_WHAT YOU ARE ASKED TO DO_
What is the number of lines in the entries that include the word "cout"? Respond with the number only.

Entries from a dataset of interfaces
*** Block opens ***

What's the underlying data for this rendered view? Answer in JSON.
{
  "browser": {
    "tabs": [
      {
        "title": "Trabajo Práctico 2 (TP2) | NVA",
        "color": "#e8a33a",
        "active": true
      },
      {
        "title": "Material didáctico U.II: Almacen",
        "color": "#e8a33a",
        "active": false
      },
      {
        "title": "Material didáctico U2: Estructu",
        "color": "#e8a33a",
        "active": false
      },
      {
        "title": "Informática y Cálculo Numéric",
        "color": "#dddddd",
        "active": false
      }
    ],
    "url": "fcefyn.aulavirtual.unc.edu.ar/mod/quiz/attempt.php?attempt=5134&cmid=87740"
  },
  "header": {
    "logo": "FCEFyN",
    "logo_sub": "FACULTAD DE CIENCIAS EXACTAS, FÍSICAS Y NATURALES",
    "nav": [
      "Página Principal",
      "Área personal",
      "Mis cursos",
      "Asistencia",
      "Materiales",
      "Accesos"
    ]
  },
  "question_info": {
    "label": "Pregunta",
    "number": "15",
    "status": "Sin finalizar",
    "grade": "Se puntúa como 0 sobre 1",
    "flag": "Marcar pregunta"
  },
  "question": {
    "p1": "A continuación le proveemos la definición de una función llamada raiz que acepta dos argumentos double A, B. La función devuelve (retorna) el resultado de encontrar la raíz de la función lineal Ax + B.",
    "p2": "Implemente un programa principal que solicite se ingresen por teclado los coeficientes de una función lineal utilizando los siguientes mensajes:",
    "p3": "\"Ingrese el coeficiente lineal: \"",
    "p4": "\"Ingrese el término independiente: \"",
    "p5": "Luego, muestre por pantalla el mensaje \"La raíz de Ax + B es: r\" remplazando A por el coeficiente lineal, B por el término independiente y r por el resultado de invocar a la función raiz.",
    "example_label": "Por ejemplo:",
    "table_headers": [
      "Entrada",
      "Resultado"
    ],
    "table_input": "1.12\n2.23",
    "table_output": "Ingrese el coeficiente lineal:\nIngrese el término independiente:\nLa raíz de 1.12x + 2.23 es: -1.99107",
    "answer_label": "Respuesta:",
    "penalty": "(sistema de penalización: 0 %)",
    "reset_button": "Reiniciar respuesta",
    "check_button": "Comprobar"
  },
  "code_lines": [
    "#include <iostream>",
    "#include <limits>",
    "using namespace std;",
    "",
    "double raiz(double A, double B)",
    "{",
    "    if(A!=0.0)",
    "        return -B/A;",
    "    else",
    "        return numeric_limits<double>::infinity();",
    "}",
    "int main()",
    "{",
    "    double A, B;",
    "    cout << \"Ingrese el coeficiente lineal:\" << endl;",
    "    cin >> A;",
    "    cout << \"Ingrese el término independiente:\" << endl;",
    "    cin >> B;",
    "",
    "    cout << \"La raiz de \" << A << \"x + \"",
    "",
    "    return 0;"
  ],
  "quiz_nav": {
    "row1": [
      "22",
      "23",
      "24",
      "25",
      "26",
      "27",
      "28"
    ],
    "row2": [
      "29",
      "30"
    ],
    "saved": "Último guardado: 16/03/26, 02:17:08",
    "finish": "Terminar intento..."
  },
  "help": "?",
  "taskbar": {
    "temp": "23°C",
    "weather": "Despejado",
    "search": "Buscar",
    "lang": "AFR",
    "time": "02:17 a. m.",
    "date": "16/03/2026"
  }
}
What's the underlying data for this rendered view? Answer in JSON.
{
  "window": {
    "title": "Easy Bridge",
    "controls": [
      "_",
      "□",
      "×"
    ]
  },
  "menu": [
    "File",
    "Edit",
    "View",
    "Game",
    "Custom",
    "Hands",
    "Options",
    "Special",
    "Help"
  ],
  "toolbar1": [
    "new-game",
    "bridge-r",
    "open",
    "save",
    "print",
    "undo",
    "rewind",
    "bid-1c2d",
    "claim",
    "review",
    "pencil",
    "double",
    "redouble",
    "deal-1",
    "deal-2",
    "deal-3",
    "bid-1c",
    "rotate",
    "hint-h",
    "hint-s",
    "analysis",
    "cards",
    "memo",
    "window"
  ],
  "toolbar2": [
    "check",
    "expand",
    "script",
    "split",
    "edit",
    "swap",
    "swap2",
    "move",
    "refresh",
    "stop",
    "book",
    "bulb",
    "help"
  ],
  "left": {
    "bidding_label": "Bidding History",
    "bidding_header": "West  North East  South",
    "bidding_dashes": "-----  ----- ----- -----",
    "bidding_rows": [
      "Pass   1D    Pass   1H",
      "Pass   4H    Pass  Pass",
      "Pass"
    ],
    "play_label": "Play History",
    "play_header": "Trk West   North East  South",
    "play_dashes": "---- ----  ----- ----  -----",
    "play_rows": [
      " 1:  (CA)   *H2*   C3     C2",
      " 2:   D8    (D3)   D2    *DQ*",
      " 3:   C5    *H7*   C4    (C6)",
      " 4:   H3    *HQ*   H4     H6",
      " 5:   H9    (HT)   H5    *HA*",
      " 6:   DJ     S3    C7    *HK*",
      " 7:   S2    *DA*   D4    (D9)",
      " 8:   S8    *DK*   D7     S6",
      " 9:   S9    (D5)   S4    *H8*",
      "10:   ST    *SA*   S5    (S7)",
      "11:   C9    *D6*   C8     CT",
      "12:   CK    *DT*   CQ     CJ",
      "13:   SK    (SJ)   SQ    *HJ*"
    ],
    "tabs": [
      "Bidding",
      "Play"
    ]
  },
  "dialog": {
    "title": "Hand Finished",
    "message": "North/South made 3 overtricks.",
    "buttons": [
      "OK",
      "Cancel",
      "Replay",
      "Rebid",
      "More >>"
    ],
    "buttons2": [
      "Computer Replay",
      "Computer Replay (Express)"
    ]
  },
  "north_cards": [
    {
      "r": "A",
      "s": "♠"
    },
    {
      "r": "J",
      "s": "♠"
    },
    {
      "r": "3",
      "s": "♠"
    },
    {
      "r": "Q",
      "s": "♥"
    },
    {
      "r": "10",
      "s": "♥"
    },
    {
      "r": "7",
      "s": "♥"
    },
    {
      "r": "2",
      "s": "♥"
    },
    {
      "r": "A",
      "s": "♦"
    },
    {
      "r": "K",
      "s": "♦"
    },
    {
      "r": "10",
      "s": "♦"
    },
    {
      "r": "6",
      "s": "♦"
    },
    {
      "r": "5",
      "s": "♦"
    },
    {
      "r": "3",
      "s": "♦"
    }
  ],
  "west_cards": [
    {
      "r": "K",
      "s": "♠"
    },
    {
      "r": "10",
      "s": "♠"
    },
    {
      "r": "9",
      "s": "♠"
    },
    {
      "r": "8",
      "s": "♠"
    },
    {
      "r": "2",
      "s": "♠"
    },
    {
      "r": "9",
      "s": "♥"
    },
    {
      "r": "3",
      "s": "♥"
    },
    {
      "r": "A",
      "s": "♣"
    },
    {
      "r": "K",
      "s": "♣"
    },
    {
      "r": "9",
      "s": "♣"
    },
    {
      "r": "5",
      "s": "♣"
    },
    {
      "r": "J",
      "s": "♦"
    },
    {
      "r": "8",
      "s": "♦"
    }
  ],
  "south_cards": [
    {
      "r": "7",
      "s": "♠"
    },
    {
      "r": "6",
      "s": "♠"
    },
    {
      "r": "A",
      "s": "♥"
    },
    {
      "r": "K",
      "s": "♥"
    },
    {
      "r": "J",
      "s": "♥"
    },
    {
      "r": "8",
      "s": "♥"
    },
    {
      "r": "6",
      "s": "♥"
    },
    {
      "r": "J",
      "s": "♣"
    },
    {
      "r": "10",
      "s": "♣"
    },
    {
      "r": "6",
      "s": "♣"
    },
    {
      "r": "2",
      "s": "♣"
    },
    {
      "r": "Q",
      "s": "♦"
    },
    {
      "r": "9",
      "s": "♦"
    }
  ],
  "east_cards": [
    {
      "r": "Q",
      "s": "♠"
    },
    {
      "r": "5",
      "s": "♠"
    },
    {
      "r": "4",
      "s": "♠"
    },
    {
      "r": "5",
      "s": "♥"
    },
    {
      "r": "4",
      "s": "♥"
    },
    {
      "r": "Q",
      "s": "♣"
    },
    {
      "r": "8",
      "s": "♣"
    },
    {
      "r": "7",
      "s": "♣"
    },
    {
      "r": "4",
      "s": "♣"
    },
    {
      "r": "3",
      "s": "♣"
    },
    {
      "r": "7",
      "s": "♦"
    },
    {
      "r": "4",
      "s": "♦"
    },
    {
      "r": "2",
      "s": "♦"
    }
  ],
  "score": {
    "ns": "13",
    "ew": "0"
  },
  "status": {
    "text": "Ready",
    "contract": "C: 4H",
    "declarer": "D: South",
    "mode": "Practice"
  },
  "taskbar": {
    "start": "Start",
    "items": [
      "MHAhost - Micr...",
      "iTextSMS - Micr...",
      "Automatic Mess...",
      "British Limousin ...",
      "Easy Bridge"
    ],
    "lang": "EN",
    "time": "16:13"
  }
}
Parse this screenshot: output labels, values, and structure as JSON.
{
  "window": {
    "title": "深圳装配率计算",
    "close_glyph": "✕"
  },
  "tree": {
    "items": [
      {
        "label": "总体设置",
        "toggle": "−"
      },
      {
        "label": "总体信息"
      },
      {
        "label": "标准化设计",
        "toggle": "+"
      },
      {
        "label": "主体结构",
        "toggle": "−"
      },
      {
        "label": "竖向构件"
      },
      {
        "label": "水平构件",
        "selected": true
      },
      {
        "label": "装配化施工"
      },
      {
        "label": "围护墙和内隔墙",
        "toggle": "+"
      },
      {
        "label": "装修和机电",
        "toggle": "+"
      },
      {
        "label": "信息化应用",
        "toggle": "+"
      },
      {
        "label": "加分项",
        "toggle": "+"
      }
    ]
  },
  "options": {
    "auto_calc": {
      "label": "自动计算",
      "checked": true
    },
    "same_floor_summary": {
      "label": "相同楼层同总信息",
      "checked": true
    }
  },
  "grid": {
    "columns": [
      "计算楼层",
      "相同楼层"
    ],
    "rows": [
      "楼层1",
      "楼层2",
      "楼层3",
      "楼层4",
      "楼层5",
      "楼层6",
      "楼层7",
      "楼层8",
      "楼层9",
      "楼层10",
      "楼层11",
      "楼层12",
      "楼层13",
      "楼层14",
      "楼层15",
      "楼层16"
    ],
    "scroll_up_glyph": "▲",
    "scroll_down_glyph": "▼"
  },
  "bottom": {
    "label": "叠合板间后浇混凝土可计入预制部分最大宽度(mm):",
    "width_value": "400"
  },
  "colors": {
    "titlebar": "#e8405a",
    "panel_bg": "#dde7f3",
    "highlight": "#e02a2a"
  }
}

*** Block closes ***

_ANSWER TO THIS TASK_
3